Stem cell therapy (1970s)
The incredible potential of stem cells was discovered in the late 1970s, when they were found inside human cord blood. Two specific characteristics make stem cells remarkable: they are unspecialised cells that can renew themselves through cell division even after being inactive, and under certain conditions can be used to make any type of human cell. This discovery has enormous potential and stem cell therapy has already been used to treat leukaemia and other blood disorders, as well as in bone marrow transplantation. Research is currently ongoing to use stem cells to treat spinal cord injuries and a number of neurological conditions such as Alzheimer’s, Parkinson’ and strokes. However, due to the ethical issues surrounding the use of embryonic stem cells, researchers are likely to face many obstacles when developing stem cell-based therapy.

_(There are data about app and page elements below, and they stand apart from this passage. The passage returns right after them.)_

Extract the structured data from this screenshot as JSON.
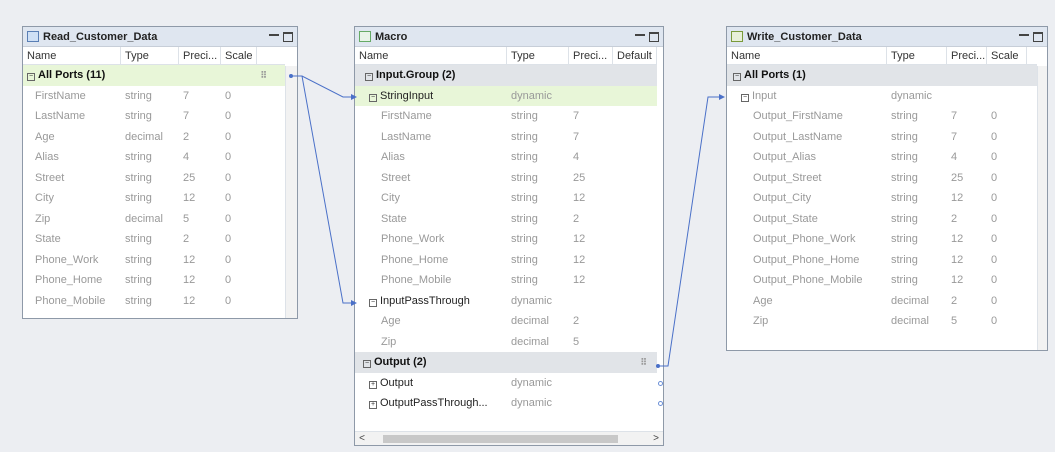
{
  "read_panel": {
    "title": "Read_Customer_Data",
    "columns": [
      "Name",
      "Type",
      "Preci...",
      "Scale"
    ],
    "group": {
      "label": "All Ports (11)"
    },
    "rows": [
      {
        "name": "FirstName",
        "type": "string",
        "prec": "7",
        "scale": "0"
      },
      {
        "name": "LastName",
        "type": "string",
        "prec": "7",
        "scale": "0"
      },
      {
        "name": "Age",
        "type": "decimal",
        "prec": "2",
        "scale": "0"
      },
      {
        "name": "Alias",
        "type": "string",
        "prec": "4",
        "scale": "0"
      },
      {
        "name": "Street",
        "type": "string",
        "prec": "25",
        "scale": "0"
      },
      {
        "name": "City",
        "type": "string",
        "prec": "12",
        "scale": "0"
      },
      {
        "name": "Zip",
        "type": "decimal",
        "prec": "5",
        "scale": "0"
      },
      {
        "name": "State",
        "type": "string",
        "prec": "2",
        "scale": "0"
      },
      {
        "name": "Phone_Work",
        "type": "string",
        "prec": "12",
        "scale": "0"
      },
      {
        "name": "Phone_Home",
        "type": "string",
        "prec": "12",
        "scale": "0"
      },
      {
        "name": "Phone_Mobile",
        "type": "string",
        "prec": "12",
        "scale": "0"
      }
    ]
  },
  "macro_panel": {
    "title": "Macro",
    "columns": [
      "Name",
      "Type",
      "Preci...",
      "Default"
    ],
    "input_group": {
      "label": "Input.Group (2)"
    },
    "string_input": {
      "name": "StringInput",
      "type": "dynamic"
    },
    "string_rows": [
      {
        "name": "FirstName",
        "type": "string",
        "prec": "7"
      },
      {
        "name": "LastName",
        "type": "string",
        "prec": "7"
      },
      {
        "name": "Alias",
        "type": "string",
        "prec": "4"
      },
      {
        "name": "Street",
        "type": "string",
        "prec": "25"
      },
      {
        "name": "City",
        "type": "string",
        "prec": "12"
      },
      {
        "name": "State",
        "type": "string",
        "prec": "2"
      },
      {
        "name": "Phone_Work",
        "type": "string",
        "prec": "12"
      },
      {
        "name": "Phone_Home",
        "type": "string",
        "prec": "12"
      },
      {
        "name": "Phone_Mobile",
        "type": "string",
        "prec": "12"
      }
    ],
    "pass_through": {
      "name": "InputPassThrough",
      "type": "dynamic"
    },
    "pass_rows": [
      {
        "name": "Age",
        "type": "decimal",
        "prec": "2"
      },
      {
        "name": "Zip",
        "type": "decimal",
        "prec": "5"
      }
    ],
    "output_group": {
      "label": "Output (2)"
    },
    "output_rows": [
      {
        "name": "Output",
        "type": "dynamic"
      },
      {
        "name": "OutputPassThrough...",
        "type": "dynamic"
      }
    ],
    "scroll_left": "<",
    "scroll_right": ">"
  },
  "write_panel": {
    "title": "Write_Customer_Data",
    "columns": [
      "Name",
      "Type",
      "Preci...",
      "Scale"
    ],
    "group": {
      "label": "All Ports (1)"
    },
    "input": {
      "name": "Input",
      "type": "dynamic"
    },
    "rows": [
      {
        "name": "Output_FirstName",
        "type": "string",
        "prec": "7",
        "scale": "0"
      },
      {
        "name": "Output_LastName",
        "type": "string",
        "prec": "7",
        "scale": "0"
      },
      {
        "name": "Output_Alias",
        "type": "string",
        "prec": "4",
        "scale": "0"
      },
      {
        "name": "Output_Street",
        "type": "string",
        "prec": "25",
        "scale": "0"
      },
      {
        "name": "Output_City",
        "type": "string",
        "prec": "12",
        "scale": "0"
      },
      {
        "name": "Output_State",
        "type": "string",
        "prec": "2",
        "scale": "0"
      },
      {
        "name": "Output_Phone_Work",
        "type": "string",
        "prec": "12",
        "scale": "0"
      },
      {
        "name": "Output_Phone_Home",
        "type": "string",
        "prec": "12",
        "scale": "0"
      },
      {
        "name": "Output_Phone_Mobile",
        "type": "string",
        "prec": "12",
        "scale": "0"
      },
      {
        "name": "Age",
        "type": "decimal",
        "prec": "2",
        "scale": "0"
      },
      {
        "name": "Zip",
        "type": "decimal",
        "prec": "5",
        "scale": "0"
      }
    ]
  },
  "icons": {
    "read": "table-source-icon",
    "macro": "macro-icon",
    "write": "table-target-icon",
    "minimize": "minimize-icon",
    "maximize": "maximize-icon"
  },
  "colors": {
    "link": "#4a70c8",
    "header_bg": "#dfe6f0",
    "highlight": "#e8f6d8",
    "group_bg": "#e1e4e8"
  }
}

Artificial intelligence (21st century)
Having been in gradual development since the turn of the century, artificial intelligence has already produced impressive technologies that have significantly altered the healthcare landscape. Life science companies and research institutions are teaming up with pioneering technology giants such as Google, IBM and Apple, and emerging AI start-ups like OpenDialog, to create more effective ways to deal with diseases and care for patients. The current applications of AI in healthcare are broad, from disease diagnosis and drug discovery to personalised treatment plans, patient monitoring, and human-like chatbots. Furthermore, the technology is being applied by many life sciences companies to optimise processes in a way that continues to accelerate the pace of change.